▶ **WHAT THE TASK ASKS**
Please retype all the data below exactly, line for line.

----- RECORDS TO USE

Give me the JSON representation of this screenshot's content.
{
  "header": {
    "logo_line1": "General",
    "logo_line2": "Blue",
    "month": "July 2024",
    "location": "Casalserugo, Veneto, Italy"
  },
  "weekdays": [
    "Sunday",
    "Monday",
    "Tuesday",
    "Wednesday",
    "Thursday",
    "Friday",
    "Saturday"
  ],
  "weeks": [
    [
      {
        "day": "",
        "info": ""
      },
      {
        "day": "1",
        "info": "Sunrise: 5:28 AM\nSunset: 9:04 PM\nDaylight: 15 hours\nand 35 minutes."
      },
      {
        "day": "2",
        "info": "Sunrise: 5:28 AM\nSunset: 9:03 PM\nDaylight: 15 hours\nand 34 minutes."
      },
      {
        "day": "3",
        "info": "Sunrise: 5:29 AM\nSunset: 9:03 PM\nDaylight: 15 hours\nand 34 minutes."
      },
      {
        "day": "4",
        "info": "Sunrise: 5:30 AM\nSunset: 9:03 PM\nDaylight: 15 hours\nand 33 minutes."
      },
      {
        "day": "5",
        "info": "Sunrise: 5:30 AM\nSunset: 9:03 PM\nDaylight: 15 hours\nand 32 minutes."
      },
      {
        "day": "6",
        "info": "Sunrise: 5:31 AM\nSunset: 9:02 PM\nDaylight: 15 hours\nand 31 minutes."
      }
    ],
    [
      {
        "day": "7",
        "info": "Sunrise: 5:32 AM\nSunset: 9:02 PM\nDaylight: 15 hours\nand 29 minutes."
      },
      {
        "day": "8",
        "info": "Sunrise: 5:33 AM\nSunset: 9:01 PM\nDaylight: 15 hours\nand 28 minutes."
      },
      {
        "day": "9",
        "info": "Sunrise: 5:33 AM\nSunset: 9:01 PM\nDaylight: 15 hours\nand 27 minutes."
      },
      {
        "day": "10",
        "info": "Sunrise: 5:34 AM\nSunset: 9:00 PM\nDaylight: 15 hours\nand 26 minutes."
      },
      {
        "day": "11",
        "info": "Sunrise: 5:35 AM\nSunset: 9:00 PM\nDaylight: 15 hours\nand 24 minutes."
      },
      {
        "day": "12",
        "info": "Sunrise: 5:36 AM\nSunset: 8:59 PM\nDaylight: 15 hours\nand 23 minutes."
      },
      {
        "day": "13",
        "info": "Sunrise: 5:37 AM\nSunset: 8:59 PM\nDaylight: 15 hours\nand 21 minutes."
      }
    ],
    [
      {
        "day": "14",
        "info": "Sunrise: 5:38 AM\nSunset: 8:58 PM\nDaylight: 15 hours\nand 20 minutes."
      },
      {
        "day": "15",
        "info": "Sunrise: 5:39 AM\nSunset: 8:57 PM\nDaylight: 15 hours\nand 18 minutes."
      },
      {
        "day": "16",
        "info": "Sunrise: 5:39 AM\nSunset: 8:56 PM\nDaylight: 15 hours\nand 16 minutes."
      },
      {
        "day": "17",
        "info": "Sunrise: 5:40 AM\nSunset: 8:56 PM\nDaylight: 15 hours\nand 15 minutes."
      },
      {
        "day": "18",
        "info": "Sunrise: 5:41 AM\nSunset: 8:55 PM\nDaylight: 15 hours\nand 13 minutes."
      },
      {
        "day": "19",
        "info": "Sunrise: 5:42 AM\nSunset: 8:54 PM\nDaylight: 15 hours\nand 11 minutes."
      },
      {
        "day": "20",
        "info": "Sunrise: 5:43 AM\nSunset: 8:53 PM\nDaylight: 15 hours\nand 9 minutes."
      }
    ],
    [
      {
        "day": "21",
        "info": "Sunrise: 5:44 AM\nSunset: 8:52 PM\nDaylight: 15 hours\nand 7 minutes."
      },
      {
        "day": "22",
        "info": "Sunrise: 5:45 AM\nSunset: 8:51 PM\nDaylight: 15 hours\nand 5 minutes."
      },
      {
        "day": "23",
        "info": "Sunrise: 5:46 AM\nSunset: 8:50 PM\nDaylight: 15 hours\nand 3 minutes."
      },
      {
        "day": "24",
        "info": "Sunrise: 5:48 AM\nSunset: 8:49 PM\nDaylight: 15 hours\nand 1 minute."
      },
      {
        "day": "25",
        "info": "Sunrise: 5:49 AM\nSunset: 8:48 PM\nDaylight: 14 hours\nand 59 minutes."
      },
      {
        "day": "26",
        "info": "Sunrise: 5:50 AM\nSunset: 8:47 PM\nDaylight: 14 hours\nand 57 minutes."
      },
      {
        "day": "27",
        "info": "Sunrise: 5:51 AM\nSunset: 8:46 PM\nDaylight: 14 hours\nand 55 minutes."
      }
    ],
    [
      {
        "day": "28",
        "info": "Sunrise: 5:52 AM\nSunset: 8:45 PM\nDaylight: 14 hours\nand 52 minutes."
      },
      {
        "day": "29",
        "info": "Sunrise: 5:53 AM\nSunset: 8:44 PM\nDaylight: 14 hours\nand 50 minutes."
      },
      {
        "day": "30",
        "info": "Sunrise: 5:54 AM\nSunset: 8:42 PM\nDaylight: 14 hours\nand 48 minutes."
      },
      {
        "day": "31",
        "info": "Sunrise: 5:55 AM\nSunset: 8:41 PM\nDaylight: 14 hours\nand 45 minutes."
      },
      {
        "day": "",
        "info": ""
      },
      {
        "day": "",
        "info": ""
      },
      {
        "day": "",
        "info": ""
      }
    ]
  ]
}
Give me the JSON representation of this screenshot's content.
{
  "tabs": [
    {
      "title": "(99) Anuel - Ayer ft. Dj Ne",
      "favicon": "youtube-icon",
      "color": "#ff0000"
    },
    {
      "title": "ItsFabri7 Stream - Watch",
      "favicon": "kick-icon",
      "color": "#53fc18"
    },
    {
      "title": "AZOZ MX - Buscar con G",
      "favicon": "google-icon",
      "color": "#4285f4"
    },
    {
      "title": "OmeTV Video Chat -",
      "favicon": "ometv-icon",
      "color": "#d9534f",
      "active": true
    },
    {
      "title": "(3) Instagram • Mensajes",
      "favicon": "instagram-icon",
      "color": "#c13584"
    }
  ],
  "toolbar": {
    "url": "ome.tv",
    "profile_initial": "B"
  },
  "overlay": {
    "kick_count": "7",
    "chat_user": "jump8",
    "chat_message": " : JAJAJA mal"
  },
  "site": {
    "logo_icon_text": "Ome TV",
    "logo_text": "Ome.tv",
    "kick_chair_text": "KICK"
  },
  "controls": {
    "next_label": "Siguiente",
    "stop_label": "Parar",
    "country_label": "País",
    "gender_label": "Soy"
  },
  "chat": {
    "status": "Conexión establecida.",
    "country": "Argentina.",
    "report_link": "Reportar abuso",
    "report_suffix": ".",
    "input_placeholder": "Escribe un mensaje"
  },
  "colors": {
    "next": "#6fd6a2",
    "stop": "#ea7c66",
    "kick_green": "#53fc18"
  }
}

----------

▶ **RESULT FOR THIS EXERCISE**
Give me the JSON representation of this screenshot's content.
{
  "header": {
    "logo_line1": "General",
    "logo_line2": "Blue",
    "month": "July 2024",
    "location": "Casalserugo, Veneto, Italy"
  },
  "weekdays": [
    "Sunday",
    "Monday",
    "Tuesday",
    "Wednesday",
    "Thursday",
    "Friday",
    "Saturday"
  ],
  "weeks": [
    [
      {
        "day": "",
        "info": ""
      },
      {
        "day": "1",
        "info": "Sunrise: 5:28 AM\nSunset: 9:04 PM\nDaylight: 15 hours\nand 35 minutes."
      },
      {
        "day": "2",
        "info": "Sunrise: 5:28 AM\nSunset: 9:03 PM\nDaylight: 15 hours\nand 34 minutes."
      },
      {
        "day": "3",
        "info": "Sunrise: 5:29 AM\nSunset: 9:03 PM\nDaylight: 15 hours\nand 34 minutes."
      },
      {
        "day": "4",
        "info": "Sunrise: 5:30 AM\nSunset: 9:03 PM\nDaylight: 15 hours\nand 33 minutes."
      },
      {
        "day": "5",
        "info": "Sunrise: 5:30 AM\nSunset: 9:03 PM\nDaylight: 15 hours\nand 32 minutes."
      },
      {
        "day": "6",
        "info": "Sunrise: 5:31 AM\nSunset: 9:02 PM\nDaylight: 15 hours\nand 31 minutes."
      }
    ],
    [
      {
        "day": "7",
        "info": "Sunrise: 5:32 AM\nSunset: 9:02 PM\nDaylight: 15 hours\nand 29 minutes."
      },
      {
        "day": "8",
        "info": "Sunrise: 5:33 AM\nSunset: 9:01 PM\nDaylight: 15 hours\nand 28 minutes."
      },
      {
        "day": "9",
        "info": "Sunrise: 5:33 AM\nSunset: 9:01 PM\nDaylight: 15 hours\nand 27 minutes."
      },
      {
        "day": "10",
        "info": "Sunrise: 5:34 AM\nSunset: 9:00 PM\nDaylight: 15 hours\nand 26 minutes."
      },
      {
        "day": "11",
        "info": "Sunrise: 5:35 AM\nSunset: 9:00 PM\nDaylight: 15 hours\nand 24 minutes."
      },
      {
        "day": "12",
        "info": "Sunrise: 5:36 AM\nSunset: 8:59 PM\nDaylight: 15 hours\nand 23 minutes."
      },
      {
        "day": "13",
        "info": "Sunrise: 5:37 AM\nSunset: 8:59 PM\nDaylight: 15 hours\nand 21 minutes."
      }
    ],
    [
      {
        "day": "14",
        "info": "Sunrise: 5:38 AM\nSunset: 8:58 PM\nDaylight: 15 hours\nand 20 minutes."
      },
      {
        "day": "15",
        "info": "Sunrise: 5:39 AM\nSunset: 8:57 PM\nDaylight: 15 hours\nand 18 minutes."
      },
      {
        "day": "16",
        "info": "Sunrise: 5:39 AM\nSunset: 8:56 PM\nDaylight: 15 hours\nand 16 minutes."
      },
      {
        "day": "17",
        "info": "Sunrise: 5:40 AM\nSunset: 8:56 PM\nDaylight: 15 hours\nand 15 minutes."
      },
      {
        "day": "18",
        "info": "Sunrise: 5:41 AM\nSunset: 8:55 PM\nDaylight: 15 hours\nand 13 minutes."
      },
      {
        "day": "19",
        "info": "Sunrise: 5:42 AM\nSunset: 8:54 PM\nDaylight: 15 hours\nand 11 minutes."
      },
      {
        "day": "20",
        "info": "Sunrise: 5:43 AM\nSunset: 8:53 PM\nDaylight: 15 hours\nand 9 minutes."
      }
    ],
    [
      {
        "day": "21",
        "info": "Sunrise: 5:44 AM\nSunset: 8:52 PM\nDaylight: 15 hours\nand 7 minutes."
      },
      {
        "day": "22",
        "info": "Sunrise: 5:45 AM\nSunset: 8:51 PM\nDaylight: 15 hours\nand 5 minutes."
      },
      {
        "day": "23",
        "info": "Sunrise: 5:46 AM\nSunset: 8:50 PM\nDaylight: 15 hours\nand 3 minutes."
      },
      {
        "day": "24",
        "info": "Sunrise: 5:48 AM\nSunset: 8:49 PM\nDaylight: 15 hours\nand 1 minute."
      },
      {
        "day": "25",
        "info": "Sunrise: 5:49 AM\nSunset: 8:48 PM\nDaylight: 14 hours\nand 59 minutes."
      },
      {
        "day": "26",
        "info": "Sunrise: 5:50 AM\nSunset: 8:47 PM\nDaylight: 14 hours\nand 57 minutes."
      },
      {
        "day": "27",
        "info": "Sunrise: 5:51 AM\nSunset: 8:46 PM\nDaylight: 14 hours\nand 55 minutes."
      }
    ],
    [
      {
        "day": "28",
        "info": "Sunrise: 5:52 AM\nSunset: 8:45 PM\nDaylight: 14 hours\nand 52 minutes."
      },
      {
        "day": "29",
        "info": "Sunrise: 5:53 AM\nSunset: 8:44 PM\nDaylight: 14 hours\nand 50 minutes."
      },
      {
        "day": "30",
        "info": "Sunrise: 5:54 AM\nSunset: 8:42 PM\nDaylight: 14 hours\nand 48 minutes."
      },
      {
        "day": "31",
        "info": "Sunrise: 5:55 AM\nSunset: 8:41 PM\nDaylight: 14 hours\nand 45 minutes."
      },
      {
        "day": "",
        "info": ""
      },
      {
        "day": "",
        "info": ""
      },
      {
        "day": "",
        "info": ""
      }
    ]
  ]
}
Give me the JSON representation of this screenshot's content.
{
  "tabs": [
    {
      "title": "(99) Anuel - Ayer ft. Dj Ne",
      "favicon": "youtube-icon",
      "color": "#ff0000"
    },
    {
      "title": "ItsFabri7 Stream - Watch",
      "favicon": "kick-icon",
      "color": "#53fc18"
    },
    {
      "title": "AZOZ MX - Buscar con G",
      "favicon": "google-icon",
      "color": "#4285f4"
    },
    {
      "title": "OmeTV Video Chat -",
      "favicon": "ometv-icon",
      "color": "#d9534f",
      "active": true
    },
    {
      "title": "(3) Instagram • Mensajes",
      "favicon": "instagram-icon",
      "color": "#c13584"
    }
  ],
  "toolbar": {
    "url": "ome.tv",
    "profile_initial": "B"
  },
  "overlay": {
    "kick_count": "7",
    "chat_user": "jump8",
    "chat_message": " : JAJAJA mal"
  },
  "site": {
    "logo_icon_text": "Ome TV",
    "logo_text": "Ome.tv",
    "kick_chair_text": "KICK"
  },
  "controls": {
    "next_label": "Siguiente",
    "stop_label": "Parar",
    "country_label": "País",
    "gender_label": "Soy"
  },
  "chat": {
    "status": "Conexión establecida.",
    "country": "Argentina.",
    "report_link": "Reportar abuso",
    "report_suffix": ".",
    "input_placeholder": "Escribe un mensaje"
  },
  "colors": {
    "next": "#6fd6a2",
    "stop": "#ea7c66",
    "kick_green": "#53fc18"
  }
}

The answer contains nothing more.